> **How to complete this task**
Write the data out again in full, with no departure from the original.

(Available records Opens)

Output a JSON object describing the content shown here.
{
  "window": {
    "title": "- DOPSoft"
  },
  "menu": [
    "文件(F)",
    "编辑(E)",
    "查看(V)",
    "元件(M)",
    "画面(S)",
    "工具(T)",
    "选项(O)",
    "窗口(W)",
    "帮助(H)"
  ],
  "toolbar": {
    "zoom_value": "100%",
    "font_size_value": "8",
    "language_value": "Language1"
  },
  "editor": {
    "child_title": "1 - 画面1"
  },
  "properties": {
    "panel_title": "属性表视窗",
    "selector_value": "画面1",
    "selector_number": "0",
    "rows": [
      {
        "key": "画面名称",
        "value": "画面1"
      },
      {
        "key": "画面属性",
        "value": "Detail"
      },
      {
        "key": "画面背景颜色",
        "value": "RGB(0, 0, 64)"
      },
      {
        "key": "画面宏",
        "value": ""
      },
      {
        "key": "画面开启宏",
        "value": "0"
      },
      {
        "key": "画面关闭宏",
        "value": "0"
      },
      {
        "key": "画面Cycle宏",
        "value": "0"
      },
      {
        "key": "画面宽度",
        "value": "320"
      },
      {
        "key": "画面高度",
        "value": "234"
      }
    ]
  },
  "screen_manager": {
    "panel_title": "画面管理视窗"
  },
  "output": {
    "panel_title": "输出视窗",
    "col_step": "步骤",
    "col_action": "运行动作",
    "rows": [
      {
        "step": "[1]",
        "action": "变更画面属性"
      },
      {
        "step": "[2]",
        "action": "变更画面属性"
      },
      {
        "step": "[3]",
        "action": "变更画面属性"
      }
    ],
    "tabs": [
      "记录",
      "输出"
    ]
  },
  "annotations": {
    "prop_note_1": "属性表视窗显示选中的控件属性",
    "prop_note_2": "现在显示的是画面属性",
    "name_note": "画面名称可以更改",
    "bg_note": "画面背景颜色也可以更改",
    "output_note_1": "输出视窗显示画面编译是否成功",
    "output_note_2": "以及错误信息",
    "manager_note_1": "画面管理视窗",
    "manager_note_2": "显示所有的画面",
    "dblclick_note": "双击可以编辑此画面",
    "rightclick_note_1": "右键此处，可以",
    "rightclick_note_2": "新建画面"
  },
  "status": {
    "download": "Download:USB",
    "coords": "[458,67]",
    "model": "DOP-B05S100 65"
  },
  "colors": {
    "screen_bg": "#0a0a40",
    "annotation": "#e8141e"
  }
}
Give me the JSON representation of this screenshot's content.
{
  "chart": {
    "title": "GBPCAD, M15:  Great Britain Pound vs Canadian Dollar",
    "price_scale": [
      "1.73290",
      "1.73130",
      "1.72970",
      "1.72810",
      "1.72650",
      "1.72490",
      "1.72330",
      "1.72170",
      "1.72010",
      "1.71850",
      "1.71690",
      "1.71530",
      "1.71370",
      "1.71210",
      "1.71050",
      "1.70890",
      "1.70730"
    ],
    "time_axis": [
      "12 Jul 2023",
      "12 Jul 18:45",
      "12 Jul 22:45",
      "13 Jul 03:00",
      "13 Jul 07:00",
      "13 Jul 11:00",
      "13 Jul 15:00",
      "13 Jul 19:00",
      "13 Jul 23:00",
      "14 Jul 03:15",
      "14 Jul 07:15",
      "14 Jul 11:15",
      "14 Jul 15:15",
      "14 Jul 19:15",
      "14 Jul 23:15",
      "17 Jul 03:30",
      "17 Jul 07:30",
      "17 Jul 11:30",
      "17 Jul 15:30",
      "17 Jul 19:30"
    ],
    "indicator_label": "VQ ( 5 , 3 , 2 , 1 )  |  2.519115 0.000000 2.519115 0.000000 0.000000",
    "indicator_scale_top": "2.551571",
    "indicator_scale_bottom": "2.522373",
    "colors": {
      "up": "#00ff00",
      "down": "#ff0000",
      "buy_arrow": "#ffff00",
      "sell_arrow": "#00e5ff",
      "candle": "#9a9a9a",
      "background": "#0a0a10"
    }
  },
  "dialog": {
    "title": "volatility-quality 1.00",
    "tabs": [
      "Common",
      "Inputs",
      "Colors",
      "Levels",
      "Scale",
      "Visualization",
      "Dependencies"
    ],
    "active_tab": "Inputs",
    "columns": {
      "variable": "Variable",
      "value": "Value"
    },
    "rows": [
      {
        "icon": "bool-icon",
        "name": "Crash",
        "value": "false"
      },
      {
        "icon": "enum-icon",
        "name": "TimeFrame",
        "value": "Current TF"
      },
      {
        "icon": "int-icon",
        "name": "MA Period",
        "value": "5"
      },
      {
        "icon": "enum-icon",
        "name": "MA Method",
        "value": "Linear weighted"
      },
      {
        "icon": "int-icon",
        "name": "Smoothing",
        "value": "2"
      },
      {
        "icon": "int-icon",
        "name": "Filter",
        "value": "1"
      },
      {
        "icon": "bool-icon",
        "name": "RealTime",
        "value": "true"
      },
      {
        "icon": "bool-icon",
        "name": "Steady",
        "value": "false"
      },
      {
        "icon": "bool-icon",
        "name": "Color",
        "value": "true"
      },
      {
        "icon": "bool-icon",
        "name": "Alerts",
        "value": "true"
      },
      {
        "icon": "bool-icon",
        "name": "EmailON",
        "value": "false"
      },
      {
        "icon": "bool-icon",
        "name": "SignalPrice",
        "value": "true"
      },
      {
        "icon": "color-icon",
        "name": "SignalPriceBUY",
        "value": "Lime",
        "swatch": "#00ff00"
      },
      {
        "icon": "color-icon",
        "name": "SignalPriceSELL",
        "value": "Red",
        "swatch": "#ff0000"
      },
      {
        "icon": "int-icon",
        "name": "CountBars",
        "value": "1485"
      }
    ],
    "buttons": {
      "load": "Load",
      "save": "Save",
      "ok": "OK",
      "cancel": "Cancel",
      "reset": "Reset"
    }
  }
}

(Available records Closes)

> **Written response**
Output a JSON object describing the content shown here.
{
  "window": {
    "title": "- DOPSoft"
  },
  "menu": [
    "文件(F)",
    "编辑(E)",
    "查看(V)",
    "元件(M)",
    "画面(S)",
    "工具(T)",
    "选项(O)",
    "窗口(W)",
    "帮助(H)"
  ],
  "toolbar": {
    "zoom_value": "100%",
    "font_size_value": "8",
    "language_value": "Language1"
  },
  "editor": {
    "child_title": "1 - 画面1"
  },
  "properties": {
    "panel_title": "属性表视窗",
    "selector_value": "画面1",
    "selector_number": "0",
    "rows": [
      {
        "key": "画面名称",
        "value": "画面1"
      },
      {
        "key": "画面属性",
        "value": "Detail"
      },
      {
        "key": "画面背景颜色",
        "value": "RGB(0, 0, 64)"
      },
      {
        "key": "画面宏",
        "value": ""
      },
      {
        "key": "画面开启宏",
        "value": "0"
      },
      {
        "key": "画面关闭宏",
        "value": "0"
      },
      {
        "key": "画面Cycle宏",
        "value": "0"
      },
      {
        "key": "画面宽度",
        "value": "320"
      },
      {
        "key": "画面高度",
        "value": "234"
      }
    ]
  },
  "screen_manager": {
    "panel_title": "画面管理视窗"
  },
  "output": {
    "panel_title": "输出视窗",
    "col_step": "步骤",
    "col_action": "运行动作",
    "rows": [
      {
        "step": "[1]",
        "action": "变更画面属性"
      },
      {
        "step": "[2]",
        "action": "变更画面属性"
      },
      {
        "step": "[3]",
        "action": "变更画面属性"
      }
    ],
    "tabs": [
      "记录",
      "输出"
    ]
  },
  "annotations": {
    "prop_note_1": "属性表视窗显示选中的控件属性",
    "prop_note_2": "现在显示的是画面属性",
    "name_note": "画面名称可以更改",
    "bg_note": "画面背景颜色也可以更改",
    "output_note_1": "输出视窗显示画面编译是否成功",
    "output_note_2": "以及错误信息",
    "manager_note_1": "画面管理视窗",
    "manager_note_2": "显示所有的画面",
    "dblclick_note": "双击可以编辑此画面",
    "rightclick_note_1": "右键此处，可以",
    "rightclick_note_2": "新建画面"
  },
  "status": {
    "download": "Download:USB",
    "coords": "[458,67]",
    "model": "DOP-B05S100 65"
  },
  "colors": {
    "screen_bg": "#0a0a40",
    "annotation": "#e8141e"
  }
}
Give me the JSON representation of this screenshot's content.
{
  "chart": {
    "title": "GBPCAD, M15:  Great Britain Pound vs Canadian Dollar",
    "price_scale": [
      "1.73290",
      "1.73130",
      "1.72970",
      "1.72810",
      "1.72650",
      "1.72490",
      "1.72330",
      "1.72170",
      "1.72010",
      "1.71850",
      "1.71690",
      "1.71530",
      "1.71370",
      "1.71210",
      "1.71050",
      "1.70890",
      "1.70730"
    ],
    "time_axis": [
      "12 Jul 2023",
      "12 Jul 18:45",
      "12 Jul 22:45",
      "13 Jul 03:00",
      "13 Jul 07:00",
      "13 Jul 11:00",
      "13 Jul 15:00",
      "13 Jul 19:00",
      "13 Jul 23:00",
      "14 Jul 03:15",
      "14 Jul 07:15",
      "14 Jul 11:15",
      "14 Jul 15:15",
      "14 Jul 19:15",
      "14 Jul 23:15",
      "17 Jul 03:30",
      "17 Jul 07:30",
      "17 Jul 11:30",
      "17 Jul 15:30",
      "17 Jul 19:30"
    ],
    "indicator_label": "VQ ( 5 , 3 , 2 , 1 )  |  2.519115 0.000000 2.519115 0.000000 0.000000",
    "indicator_scale_top": "2.551571",
    "indicator_scale_bottom": "2.522373",
    "colors": {
      "up": "#00ff00",
      "down": "#ff0000",
      "buy_arrow": "#ffff00",
      "sell_arrow": "#00e5ff",
      "candle": "#9a9a9a",
      "background": "#0a0a10"
    }
  },
  "dialog": {
    "title": "volatility-quality 1.00",
    "tabs": [
      "Common",
      "Inputs",
      "Colors",
      "Levels",
      "Scale",
      "Visualization",
      "Dependencies"
    ],
    "active_tab": "Inputs",
    "columns": {
      "variable": "Variable",
      "value": "Value"
    },
    "rows": [
      {
        "icon": "bool-icon",
        "name": "Crash",
        "value": "false"
      },
      {
        "icon": "enum-icon",
        "name": "TimeFrame",
        "value": "Current TF"
      },
      {
        "icon": "int-icon",
        "name": "MA Period",
        "value": "5"
      },
      {
        "icon": "enum-icon",
        "name": "MA Method",
        "value": "Linear weighted"
      },
      {
        "icon": "int-icon",
        "name": "Smoothing",
        "value": "2"
      },
      {
        "icon": "int-icon",
        "name": "Filter",
        "value": "1"
      },
      {
        "icon": "bool-icon",
        "name": "RealTime",
        "value": "true"
      },
      {
        "icon": "bool-icon",
        "name": "Steady",
        "value": "false"
      },
      {
        "icon": "bool-icon",
        "name": "Color",
        "value": "true"
      },
      {
        "icon": "bool-icon",
        "name": "Alerts",
        "value": "true"
      },
      {
        "icon": "bool-icon",
        "name": "EmailON",
        "value": "false"
      },
      {
        "icon": "bool-icon",
        "name": "SignalPrice",
        "value": "true"
      },
      {
        "icon": "color-icon",
        "name": "SignalPriceBUY",
        "value": "Lime",
        "swatch": "#00ff00"
      },
      {
        "icon": "color-icon",
        "name": "SignalPriceSELL",
        "value": "Red",
        "swatch": "#ff0000"
      },
      {
        "icon": "int-icon",
        "name": "CountBars",
        "value": "1485"
      }
    ],
    "buttons": {
      "load": "Load",
      "save": "Save",
      "ok": "OK",
      "cancel": "Cancel",
      "reset": "Reset"
    }
  }
}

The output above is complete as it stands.